## TASK
Copy out the entries exactly, and wherever a picture appears, leave it out.

## PROVIDED RECORDS
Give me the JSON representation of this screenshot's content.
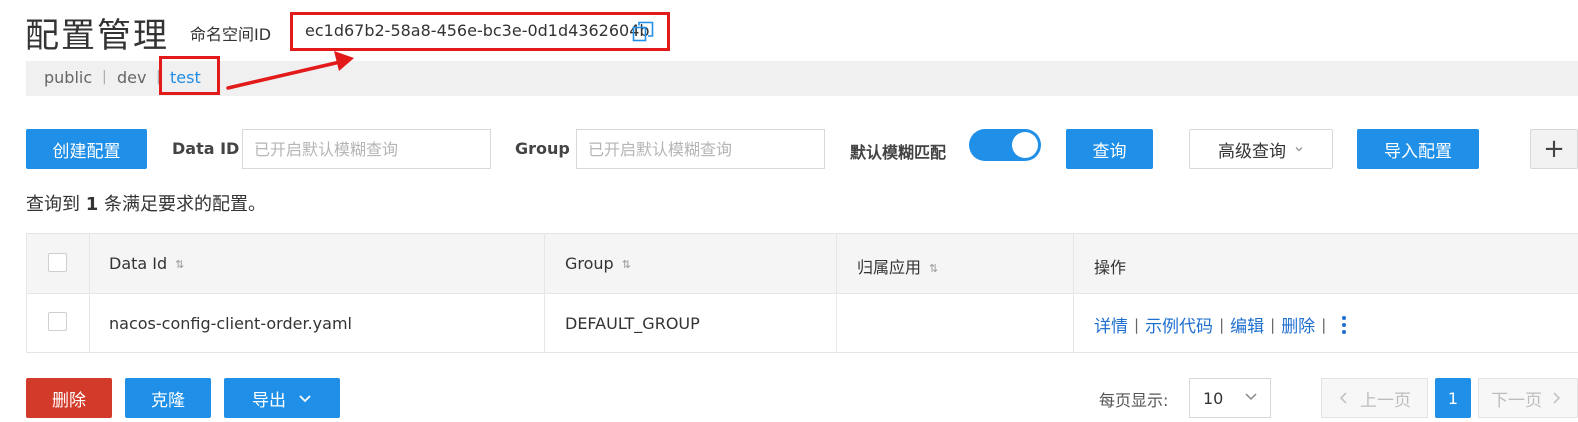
{
  "header": {
    "title": "配置管理",
    "namespace_label": "命名空间ID",
    "namespace_id": "ec1d67b2-58a8-456e-bc3e-0d1d4362604b"
  },
  "namespaces": {
    "tabs": [
      "public",
      "dev",
      "test"
    ],
    "active": "test",
    "separator": "|"
  },
  "toolbar": {
    "create_label": "创建配置",
    "data_id_label": "Data ID",
    "data_id_placeholder": "已开启默认模糊查询",
    "group_label": "Group",
    "group_placeholder": "已开启默认模糊查询",
    "fuzzy_label": "默认模糊匹配",
    "fuzzy_enabled": true,
    "search_label": "查询",
    "advanced_label": "高级查询",
    "import_label": "导入配置",
    "add_symbol": "+"
  },
  "result": {
    "prefix": "查询到",
    "count": "1",
    "suffix": "条满足要求的配置。"
  },
  "table": {
    "columns": [
      "Data Id",
      "Group",
      "归属应用",
      "操作"
    ],
    "rows": [
      {
        "data_id": "nacos-config-client-order.yaml",
        "group": "DEFAULT_GROUP",
        "app": "",
        "actions": [
          "详情",
          "示例代码",
          "编辑",
          "删除"
        ]
      }
    ]
  },
  "footer": {
    "delete_label": "删除",
    "clone_label": "克隆",
    "export_label": "导出",
    "per_page_label": "每页显示:",
    "per_page_value": "10",
    "prev_label": "上一页",
    "current_page": "1",
    "next_label": "下一页"
  },
  "colors": {
    "primary": "#1f8fe8",
    "danger": "#d23b2a",
    "annotation_red": "#e21a1a",
    "link": "#1f6fd1"
  }
}
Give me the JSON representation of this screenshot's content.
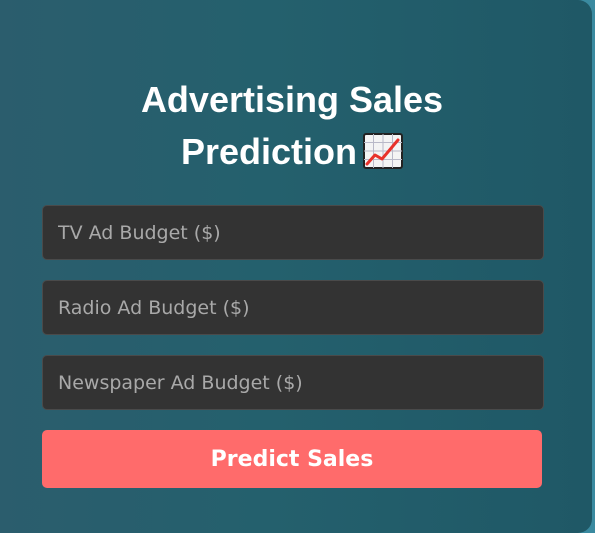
{
  "form": {
    "title_line1": "Advertising Sales",
    "title_line2": "Prediction",
    "title_icon": "chart-increasing-icon",
    "fields": [
      {
        "placeholder": "TV Ad Budget ($)",
        "value": ""
      },
      {
        "placeholder": "Radio Ad Budget ($)",
        "value": ""
      },
      {
        "placeholder": "Newspaper Ad Budget ($)",
        "value": ""
      }
    ],
    "submit_label": "Predict Sales"
  },
  "colors": {
    "card_gradient_start": "#2b5d6d",
    "card_gradient_end": "#1f5866",
    "input_background": "#333333",
    "button_background": "#ff6b6b",
    "title_text": "#ffffff"
  }
}
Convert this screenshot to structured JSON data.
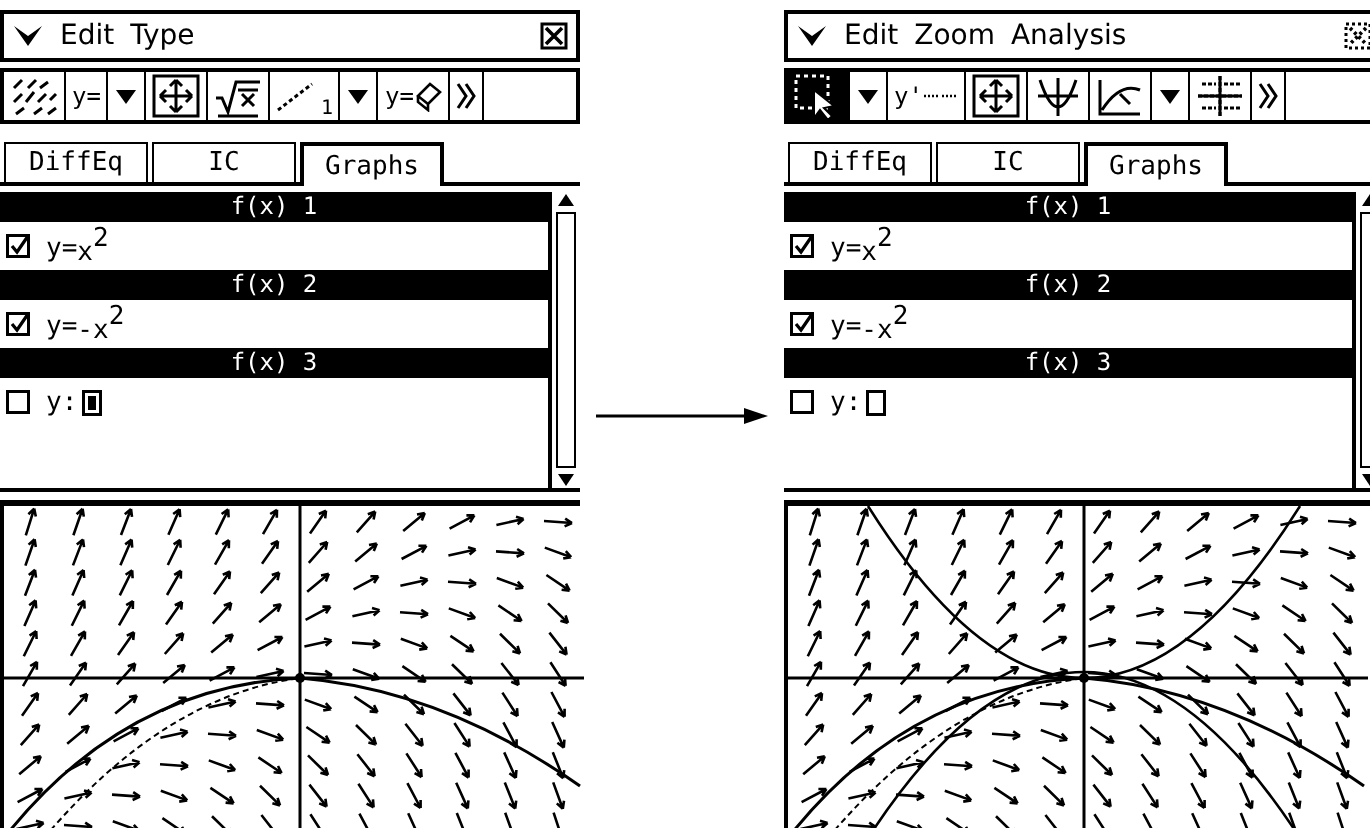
{
  "screens": [
    {
      "menu_items": [
        "Edit",
        "Type"
      ],
      "close_disabled": false,
      "toolbar": [
        {
          "kind": "slope-field",
          "selected": false
        },
        {
          "kind": "label",
          "label": "y=",
          "selected": false
        },
        {
          "kind": "dropdown",
          "selected": false
        },
        {
          "kind": "arrows",
          "selected": false
        },
        {
          "kind": "formula",
          "selected": false
        },
        {
          "kind": "line",
          "label": "1",
          "selected": false
        },
        {
          "kind": "dropdown",
          "selected": false
        },
        {
          "kind": "label-eraser",
          "label": "y=",
          "selected": false
        },
        {
          "kind": "more",
          "selected": false
        }
      ],
      "tabs": [
        {
          "label": "DiffEq",
          "selected": false
        },
        {
          "label": "IC",
          "selected": false
        },
        {
          "label": "Graphs",
          "selected": true
        }
      ],
      "functions": [
        {
          "header": "f(x) 1",
          "checked": true,
          "expression": "y=$_{x}$$^{2}$"
        },
        {
          "header": "f(x) 2",
          "checked": true,
          "expression": "y=$_{-x}$$^{2}$"
        },
        {
          "header": "f(x) 3",
          "checked": false,
          "expression": "y:",
          "cursor_active": true
        }
      ],
      "graph": {
        "functions_plotted": false
      }
    },
    {
      "menu_items": [
        "Edit",
        "Zoom",
        "Analysis"
      ],
      "close_disabled": true,
      "toolbar": [
        {
          "kind": "pointer",
          "selected": true
        },
        {
          "kind": "dropdown",
          "selected": false
        },
        {
          "kind": "label-dots",
          "label": "y'",
          "selected": false
        },
        {
          "kind": "arrows",
          "selected": false
        },
        {
          "kind": "trace",
          "selected": false
        },
        {
          "kind": "sketch",
          "selected": false
        },
        {
          "kind": "dropdown",
          "selected": false
        },
        {
          "kind": "grid",
          "selected": false
        },
        {
          "kind": "more",
          "selected": false
        }
      ],
      "tabs": [
        {
          "label": "DiffEq",
          "selected": false
        },
        {
          "label": "IC",
          "selected": false
        },
        {
          "label": "Graphs",
          "selected": true
        }
      ],
      "functions": [
        {
          "header": "f(x) 1",
          "checked": true,
          "expression": "y=$_{x}$$^{2}$"
        },
        {
          "header": "f(x) 2",
          "checked": true,
          "expression": "y=$_{-x}$$^{2}$"
        },
        {
          "header": "f(x) 3",
          "checked": false,
          "expression": "y:",
          "cursor_active": false
        }
      ],
      "graph": {
        "functions_plotted": true
      }
    }
  ]
}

## TASK RESPONSE
Give me the JSON representation of this screenshot's content.
{
  "header": {
    "title": "配置管理",
    "namespace_label": "命名空间ID",
    "namespace_id": "ec1d67b2-58a8-456e-bc3e-0d1d4362604b"
  },
  "namespaces": {
    "tabs": [
      "public",
      "dev",
      "test"
    ],
    "active": "test",
    "separator": "|"
  },
  "toolbar": {
    "create_label": "创建配置",
    "data_id_label": "Data ID",
    "data_id_placeholder": "已开启默认模糊查询",
    "group_label": "Group",
    "group_placeholder": "已开启默认模糊查询",
    "fuzzy_label": "默认模糊匹配",
    "fuzzy_enabled": true,
    "search_label": "查询",
    "advanced_label": "高级查询",
    "import_label": "导入配置",
    "add_symbol": "+"
  },
  "result": {
    "prefix": "查询到",
    "count": "1",
    "suffix": "条满足要求的配置。"
  },
  "table": {
    "columns": [
      "Data Id",
      "Group",
      "归属应用",
      "操作"
    ],
    "rows": [
      {
        "data_id": "nacos-config-client-order.yaml",
        "group": "DEFAULT_GROUP",
        "app": "",
        "actions": [
          "详情",
          "示例代码",
          "编辑",
          "删除"
        ]
      }
    ]
  },
  "footer": {
    "delete_label": "删除",
    "clone_label": "克隆",
    "export_label": "导出",
    "per_page_label": "每页显示:",
    "per_page_value": "10",
    "prev_label": "上一页",
    "current_page": "1",
    "next_label": "下一页"
  },
  "colors": {
    "primary": "#1f8fe8",
    "danger": "#d23b2a",
    "annotation_red": "#e21a1a",
    "link": "#1f6fd1"
  }
}
Give me the JSON representation of this screenshot's content.
{
  "form": {
    "title_line1": "Advertising Sales",
    "title_line2": "Prediction",
    "title_icon": "chart-increasing-icon",
    "fields": [
      {
        "placeholder": "TV Ad Budget ($)",
        "value": ""
      },
      {
        "placeholder": "Radio Ad Budget ($)",
        "value": ""
      },
      {
        "placeholder": "Newspaper Ad Budget ($)",
        "value": ""
      }
    ],
    "submit_label": "Predict Sales"
  },
  "colors": {
    "card_gradient_start": "#2b5d6d",
    "card_gradient_end": "#1f5866",
    "input_background": "#333333",
    "button_background": "#ff6b6b",
    "title_text": "#ffffff"
  }
}
Convert this screenshot to structured JSON data.
{
  "screens": [
    {
      "menu_items": [
        "Edit",
        "Type"
      ],
      "close_disabled": false,
      "toolbar": [
        {
          "kind": "slope-field",
          "selected": false
        },
        {
          "kind": "label",
          "label": "y=",
          "selected": false
        },
        {
          "kind": "dropdown",
          "selected": false
        },
        {
          "kind": "arrows",
          "selected": false
        },
        {
          "kind": "formula",
          "selected": false
        },
        {
          "kind": "line",
          "label": "1",
          "selected": false
        },
        {
          "kind": "dropdown",
          "selected": false
        },
        {
          "kind": "label-eraser",
          "label": "y=",
          "selected": false
        },
        {
          "kind": "more",
          "selected": false
        }
      ],
      "tabs": [
        {
          "label": "DiffEq",
          "selected": false
        },
        {
          "label": "IC",
          "selected": false
        },
        {
          "label": "Graphs",
          "selected": true
        }
      ],
      "functions": [
        {
          "header": "f(x) 1",
          "checked": true,
          "expression": "y=$_{x}$$^{2}$"
        },
        {
          "header": "f(x) 2",
          "checked": true,
          "expression": "y=$_{-x}$$^{2}$"
        },
        {
          "header": "f(x) 3",
          "checked": false,
          "expression": "y:",
          "cursor_active": true
        }
      ],
      "graph": {
        "functions_plotted": false
      }
    },
    {
      "menu_items": [
        "Edit",
        "Zoom",
        "Analysis"
      ],
      "close_disabled": true,
      "toolbar": [
        {
          "kind": "pointer",
          "selected": true
        },
        {
          "kind": "dropdown",
          "selected": false
        },
        {
          "kind": "label-dots",
          "label": "y'",
          "selected": false
        },
        {
          "kind": "arrows",
          "selected": false
        },
        {
          "kind": "trace",
          "selected": false
        },
        {
          "kind": "sketch",
          "selected": false
        },
        {
          "kind": "dropdown",
          "selected": false
        },
        {
          "kind": "grid",
          "selected": false
        },
        {
          "kind": "more",
          "selected": false
        }
      ],
      "tabs": [
        {
          "label": "DiffEq",
          "selected": false
        },
        {
          "label": "IC",
          "selected": false
        },
        {
          "label": "Graphs",
          "selected": true
        }
      ],
      "functions": [
        {
          "header": "f(x) 1",
          "checked": true,
          "expression": "y=$_{x}$$^{2}$"
        },
        {
          "header": "f(x) 2",
          "checked": true,
          "expression": "y=$_{-x}$$^{2}$"
        },
        {
          "header": "f(x) 3",
          "checked": false,
          "expression": "y:",
          "cursor_active": false
        }
      ],
      "graph": {
        "functions_plotted": true
      }
    }
  ]
}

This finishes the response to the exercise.